Sweet clover doesn’t seem to be a major invasive threat in this part of the state, but smooth brome certainly is.  In most years, their growth period and attractiveness to cattle are similar enough that I can lump them together when thinking about strategies.  Over the years, using cattle to particularly target those two species, while also focusing on the broader shifting habitat mosaic seems to make a winning combination.

At our family prairie, cattle help us create a wide range of habitat structure types, but also help suppress invasive plants. Oh, and by the way, the income from the grazing lease helps pay off the mortgage and cover property taxes.

Design and Adapt Your Own Strategy:

Every prairie has its own unique challenges.  Grazing isn’t appropriate for every prairie, and if it is used, the approach needs to be specifically tailored to your site and objectives, and then adapted frequently as you watch and learn.  While there are lessons you can learn by talking to others, the way individual cattle respond to a particular plants at an individual site is hard to completely predict – and it tends to change year to year.  After all, you’re dealing with a bunch of sentient creatures that make their own decisions about what they want to eat, where they want to eat it, and where they want to poop, rest, and stomp around.

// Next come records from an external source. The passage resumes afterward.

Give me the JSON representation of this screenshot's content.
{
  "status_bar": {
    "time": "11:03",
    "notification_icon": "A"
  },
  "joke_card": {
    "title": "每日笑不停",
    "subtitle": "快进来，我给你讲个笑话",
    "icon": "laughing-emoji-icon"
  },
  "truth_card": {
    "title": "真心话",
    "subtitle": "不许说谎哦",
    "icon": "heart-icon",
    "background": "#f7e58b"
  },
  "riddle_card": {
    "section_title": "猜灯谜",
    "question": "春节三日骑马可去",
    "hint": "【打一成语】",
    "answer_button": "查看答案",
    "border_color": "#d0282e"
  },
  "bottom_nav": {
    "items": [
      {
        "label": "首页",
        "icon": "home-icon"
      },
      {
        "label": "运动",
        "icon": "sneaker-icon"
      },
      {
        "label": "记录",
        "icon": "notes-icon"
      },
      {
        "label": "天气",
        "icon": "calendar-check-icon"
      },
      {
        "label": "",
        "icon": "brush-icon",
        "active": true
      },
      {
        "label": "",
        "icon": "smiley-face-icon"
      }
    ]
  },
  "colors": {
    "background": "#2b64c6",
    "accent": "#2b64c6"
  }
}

Because of the variability and somewhat unpredictability of grazing, it’s critically important not to be overly rigid in your expectations.  Remember that you can – and should – always adjust the next year’s grazing or other management based on what happened the previous year.  If you felt like the prairie was grazed harder than you wanted it to be, reduce the stocking rate the following year, or otherwise find ways to allow the site to recover.  Prairies are incredibly resilient and there is almost no way to completely screw up a prairie with a single year’s worth of grazing.  Be experimental, observant, and adaptable, and you’ll be just fine.